In the box you are provided with the waterproof case, a micro USB cable, flat and curved adhesive mounts and an attachment plate.
Connectivity is provided via micro USB (which also takes care of battery charging), a micro HDMI and a microphone jack, all underneath a dedicated flap at the base of the camera. On top of the physical connectors, the Action Cam comes with Wi-Fi and NFC as standard, plus GPS for tracking your path.
On the software side, Sony throws in a free full version of Movie Studio Platinum with every Action Cam purchase, a download that is activated via redemption code.
Movie Studio Platinum. Definitely not a program that's easy to use for beginners, or those who are unfamiliar with non-linear editing programs.
(Screenshot by CBSi)
Image stabilisation is activated by standard on the Action Cam when shooting at the 120-degree field of view, a nice point of difference from other models on the market. Switching to the wider 170-degree view disables image stabilisation; so too does still image shooting. Stills are captured at a resolution of 11.9 megapixels.
Sony doesn't give an indication of how long the battery lasts on its official spec sheet, but we managed to shoot about an hour's worth of footage before the battery ran low.
Image and video quality
The Action Cam is able to record in full HD at 1080/60p, 50p, 30p or 25p, and 720/120p or 60p. The higher frame rates also open up slow-motion options.
Here is a comparison of the still image quality between the Sony Action Cam (top) and GoPro Hero3+ (bottom). The saturated colours on the Sony look very pleasing, though the white balance is a bit more accurate from the GoPro. Click here for the full-resolution image from the Sony and here for the GoPro.
Image and video quality is good. Colours are saturated well and there is a decent amount of detail. Like most action cameras however, the sharpest part of the image is in the centre of the frame, with quite a bit of drop-off towards the edges.

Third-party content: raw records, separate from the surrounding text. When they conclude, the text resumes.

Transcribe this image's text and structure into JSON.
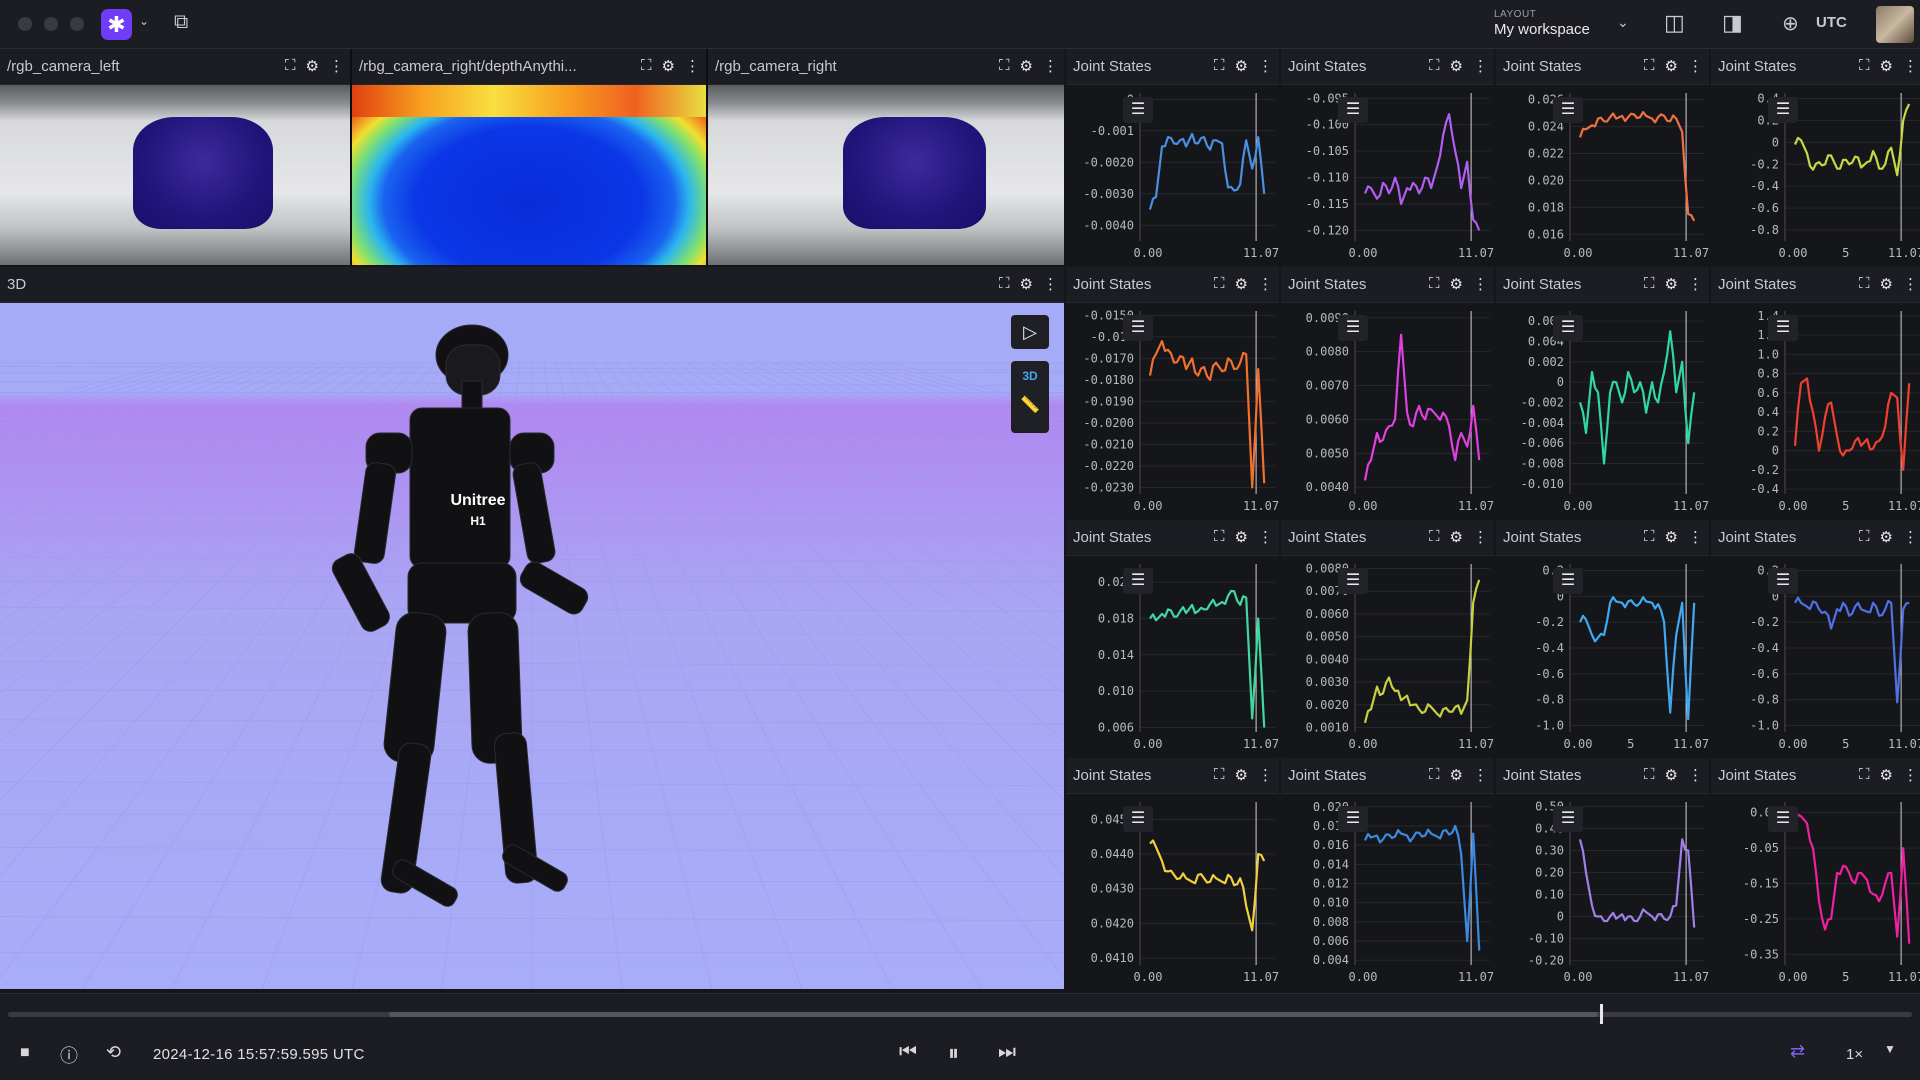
{
  "app": {
    "layout_small": "LAYOUT",
    "layout_name": "My workspace",
    "timezone": "UTC"
  },
  "cameras": [
    {
      "title": "/rgb_camera_left"
    },
    {
      "title": "/rbg_camera_right/depthAnythi..."
    },
    {
      "title": "/rgb_camera_right"
    }
  ],
  "view3d": {
    "title": "3D",
    "mode_label": "3D",
    "robot_brand": "Unitree",
    "robot_model": "H1"
  },
  "plots": [
    {
      "title": "Joint States",
      "color": "#4a8fe0",
      "yticks": [
        "0",
        "-0.001",
        "-0.0020",
        "-0.0030",
        "-0.0040"
      ],
      "xticks": [
        "0.00",
        "11.07"
      ],
      "ylim": [
        -0.0045,
        0.0002
      ],
      "values": [
        -0.0035,
        -0.0031,
        -0.0015,
        -0.0012,
        -0.0014,
        -0.0013,
        -0.0015,
        -0.0011,
        -0.0014,
        -0.0012,
        -0.0016,
        -0.0013,
        -0.0014,
        -0.0028,
        -0.0029,
        -0.0027,
        -0.0013,
        -0.0022,
        -0.0012,
        -0.003
      ]
    },
    {
      "title": "Joint States",
      "color": "#b05ef0",
      "yticks": [
        "-0.095",
        "-0.100",
        "-0.105",
        "-0.110",
        "-0.115",
        "-0.120"
      ],
      "xticks": [
        "0.00",
        "11.07"
      ],
      "ylim": [
        -0.122,
        -0.094
      ],
      "values": [
        -0.113,
        -0.112,
        -0.114,
        -0.111,
        -0.113,
        -0.11,
        -0.115,
        -0.112,
        -0.111,
        -0.113,
        -0.11,
        -0.112,
        -0.108,
        -0.102,
        -0.098,
        -0.105,
        -0.112,
        -0.107,
        -0.118,
        -0.12
      ]
    },
    {
      "title": "Joint States",
      "color": "#f07040",
      "yticks": [
        "0.026",
        "0.024",
        "0.022",
        "0.020",
        "0.018",
        "0.016"
      ],
      "xticks": [
        "0.00",
        "11.07"
      ],
      "ylim": [
        0.0155,
        0.0265
      ],
      "values": [
        0.0232,
        0.0238,
        0.0241,
        0.0246,
        0.0244,
        0.0247,
        0.0246,
        0.0248,
        0.0247,
        0.0249,
        0.0247,
        0.0248,
        0.0246,
        0.0247,
        0.0248,
        0.0244,
        0.0246,
        0.0236,
        0.0175,
        0.017
      ]
    },
    {
      "title": "Joint States",
      "color": "#c8d840",
      "yticks": [
        "0.4",
        "0.2",
        "0",
        "-0.2",
        "-0.4",
        "-0.6",
        "-0.8"
      ],
      "xticks": [
        "0.00",
        "5",
        "11.07"
      ],
      "ylim": [
        -0.9,
        0.45
      ],
      "values": [
        -0.02,
        0.02,
        -0.1,
        -0.25,
        -0.18,
        -0.2,
        -0.12,
        -0.24,
        -0.16,
        -0.2,
        -0.13,
        -0.23,
        -0.18,
        -0.08,
        -0.24,
        -0.2,
        -0.05,
        -0.3,
        0.2,
        0.35
      ]
    },
    {
      "title": "Joint States",
      "color": "#f07030",
      "yticks": [
        "-0.0150",
        "-0.016",
        "-0.0170",
        "-0.0180",
        "-0.0190",
        "-0.0200",
        "-0.0210",
        "-0.0220",
        "-0.0230"
      ],
      "xticks": [
        "0.00",
        "11.07"
      ],
      "ylim": [
        -0.0233,
        -0.0148
      ],
      "values": [
        -0.0178,
        -0.0168,
        -0.0162,
        -0.0166,
        -0.0172,
        -0.0169,
        -0.0175,
        -0.017,
        -0.0178,
        -0.0174,
        -0.018,
        -0.0172,
        -0.0176,
        -0.017,
        -0.0175,
        -0.0172,
        -0.0168,
        -0.023,
        -0.0175,
        -0.0228
      ]
    },
    {
      "title": "Joint States",
      "color": "#e040e0",
      "yticks": [
        "0.0090",
        "0.0080",
        "0.0070",
        "0.0060",
        "0.0050",
        "0.0040"
      ],
      "xticks": [
        "0.00",
        "11.07"
      ],
      "ylim": [
        0.0038,
        0.0092
      ],
      "values": [
        0.0042,
        0.0048,
        0.0056,
        0.0054,
        0.0058,
        0.006,
        0.0085,
        0.0062,
        0.0058,
        0.0064,
        0.006,
        0.0063,
        0.0061,
        0.0062,
        0.0058,
        0.0048,
        0.0056,
        0.0052,
        0.0064,
        0.0048
      ]
    },
    {
      "title": "Joint States",
      "color": "#30d8a0",
      "yticks": [
        "0.006",
        "0.004",
        "0.002",
        "0",
        "-0.002",
        "-0.004",
        "-0.006",
        "-0.008",
        "-0.010"
      ],
      "xticks": [
        "0.00",
        "11.07"
      ],
      "ylim": [
        -0.011,
        0.007
      ],
      "values": [
        -0.002,
        -0.005,
        0.001,
        -0.001,
        -0.008,
        -0.001,
        0.0,
        -0.002,
        0.001,
        -0.001,
        0.0,
        -0.003,
        0.0,
        -0.002,
        0.001,
        0.005,
        -0.001,
        0.002,
        -0.006,
        -0.001
      ]
    },
    {
      "title": "Joint States",
      "color": "#f04030",
      "yticks": [
        "1.4",
        "1.2",
        "1.0",
        "0.8",
        "0.6",
        "0.4",
        "0.2",
        "0",
        "-0.2",
        "-0.4"
      ],
      "xticks": [
        "0.00",
        "5",
        "11.07"
      ],
      "ylim": [
        -0.45,
        1.45
      ],
      "values": [
        0.05,
        0.7,
        0.75,
        0.4,
        0.0,
        0.35,
        0.5,
        0.15,
        -0.05,
        0.0,
        0.1,
        0.05,
        0.12,
        0.02,
        0.1,
        0.25,
        0.6,
        0.55,
        -0.2,
        0.7
      ]
    },
    {
      "title": "Joint States",
      "color": "#40d8a0",
      "yticks": [
        "0.022",
        "0.018",
        "0.014",
        "0.010",
        "0.006"
      ],
      "xticks": [
        "0.00",
        "11.07"
      ],
      "ylim": [
        0.0055,
        0.024
      ],
      "values": [
        0.018,
        0.0178,
        0.0185,
        0.019,
        0.0182,
        0.0188,
        0.0186,
        0.0195,
        0.0188,
        0.019,
        0.0196,
        0.0194,
        0.0198,
        0.0205,
        0.021,
        0.0195,
        0.0203,
        0.007,
        0.018,
        0.006
      ]
    },
    {
      "title": "Joint States",
      "color": "#c8d040",
      "yticks": [
        "0.0080",
        "0.0070",
        "0.0060",
        "0.0050",
        "0.0040",
        "0.0030",
        "0.0020",
        "0.0010"
      ],
      "xticks": [
        "0.00",
        "11.07"
      ],
      "ylim": [
        0.0008,
        0.0082
      ],
      "values": [
        0.0012,
        0.0018,
        0.0028,
        0.0025,
        0.0032,
        0.0026,
        0.0022,
        0.0024,
        0.002,
        0.0018,
        0.0017,
        0.0019,
        0.0016,
        0.0018,
        0.0017,
        0.0019,
        0.0016,
        0.0022,
        0.0065,
        0.0075
      ]
    },
    {
      "title": "Joint States",
      "color": "#40a8f0",
      "yticks": [
        "0.2",
        "0",
        "-0.2",
        "-0.4",
        "-0.6",
        "-0.8",
        "-1.0"
      ],
      "xticks": [
        "0.00",
        "5",
        "11.07"
      ],
      "ylim": [
        -1.05,
        0.25
      ],
      "values": [
        -0.2,
        -0.18,
        -0.3,
        -0.32,
        -0.3,
        -0.05,
        -0.04,
        -0.05,
        -0.04,
        -0.06,
        -0.05,
        -0.04,
        -0.05,
        -0.06,
        -0.2,
        -0.9,
        -0.3,
        -0.05,
        -0.95,
        -0.05
      ]
    },
    {
      "title": "Joint States",
      "color": "#5070e8",
      "yticks": [
        "0.2",
        "0",
        "-0.2",
        "-0.4",
        "-0.6",
        "-0.8",
        "-1.0"
      ],
      "xticks": [
        "0.00",
        "5",
        "11.07"
      ],
      "ylim": [
        -1.05,
        0.25
      ],
      "values": [
        -0.05,
        -0.05,
        -0.08,
        -0.04,
        -0.1,
        -0.12,
        -0.25,
        -0.1,
        -0.05,
        -0.15,
        -0.08,
        -0.1,
        -0.12,
        -0.05,
        -0.15,
        -0.1,
        -0.05,
        -0.82,
        -0.1,
        -0.05
      ]
    },
    {
      "title": "Joint States",
      "color": "#f0d040",
      "yticks": [
        "0.0450",
        "0.0440",
        "0.0430",
        "0.0420",
        "0.0410"
      ],
      "xticks": [
        "0.00",
        "11.07"
      ],
      "ylim": [
        0.0408,
        0.0455
      ],
      "values": [
        0.0443,
        0.0442,
        0.0438,
        0.0435,
        0.0434,
        0.0433,
        0.0433,
        0.0432,
        0.0434,
        0.0433,
        0.0432,
        0.0433,
        0.0432,
        0.0434,
        0.0431,
        0.0433,
        0.0425,
        0.0418,
        0.044,
        0.0438
      ]
    },
    {
      "title": "Joint States",
      "color": "#3c8ae0",
      "yticks": [
        "0.020",
        "0.018",
        "0.016",
        "0.014",
        "0.012",
        "0.010",
        "0.008",
        "0.006",
        "0.004"
      ],
      "xticks": [
        "0.00",
        "11.07"
      ],
      "ylim": [
        0.0035,
        0.0205
      ],
      "values": [
        0.0165,
        0.0168,
        0.017,
        0.0166,
        0.0171,
        0.0169,
        0.0172,
        0.017,
        0.0168,
        0.0173,
        0.017,
        0.0172,
        0.0169,
        0.0175,
        0.0171,
        0.018,
        0.015,
        0.006,
        0.0172,
        0.005
      ]
    },
    {
      "title": "Joint States",
      "color": "#a080e8",
      "yticks": [
        "0.50",
        "0.40",
        "0.30",
        "0.20",
        "0.10",
        "0",
        "-0.10",
        "-0.20"
      ],
      "xticks": [
        "0.00",
        "11.07"
      ],
      "ylim": [
        -0.22,
        0.52
      ],
      "values": [
        0.35,
        0.2,
        0.05,
        0.0,
        -0.02,
        0.0,
        -0.01,
        0.01,
        0.0,
        -0.02,
        0.0,
        0.02,
        0.0,
        0.01,
        -0.01,
        0.0,
        0.05,
        0.35,
        0.3,
        -0.05
      ]
    },
    {
      "title": "Joint States",
      "color": "#f020a0",
      "yticks": [
        "0.05",
        "-0.05",
        "-0.15",
        "-0.25",
        "-0.35"
      ],
      "xticks": [
        "0.00",
        "5",
        "11.07"
      ],
      "ylim": [
        -0.38,
        0.08
      ],
      "values": [
        0.02,
        0.04,
        0.02,
        -0.05,
        -0.2,
        -0.28,
        -0.25,
        -0.12,
        -0.1,
        -0.12,
        -0.15,
        -0.12,
        -0.14,
        -0.18,
        -0.2,
        -0.15,
        -0.12,
        -0.3,
        -0.05,
        -0.32
      ]
    }
  ],
  "timeline": {
    "timestamp": "2024-12-16 15:57:59.595 UTC",
    "speed": "1×",
    "progress": 0.836,
    "loaded": 0.835
  }
}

This is most clear when looking at still images which are very sharp in the centre, with some noise and smudging towards the corners. Photos aren't really going to compete with your dedicated camera, but it's good to have a high-resolution image capture option available. Plus, the extra resolution means that downscaled images look great when resized for web.
Colours look punchy and super-saturated on the Sony.
Overall, video quality isn't a huge improvement from the first Action Cam, which is no real surprise given the image sensor and lens specifications. However, it's not as good as footage from the GoPro Hero3+ which is generally sharper from edge-to-edge with less image noise.
Audio quality from the stereo microphone is very good, with the Action Cam able to pick up some subtle nuances during recording that other cameras have failed to grab. Motion is also captured smoothly when shooting at higher frame rates. The example video below was shot at 1080/30p.
Sony has improved its original Action Cam with plenty of tweaks to usability, design and accessories. The image stabilisation is what sets it apart from other point-of-view cameras on the market such as the GoPro, even if the Sony can't quite match it on video quality alone.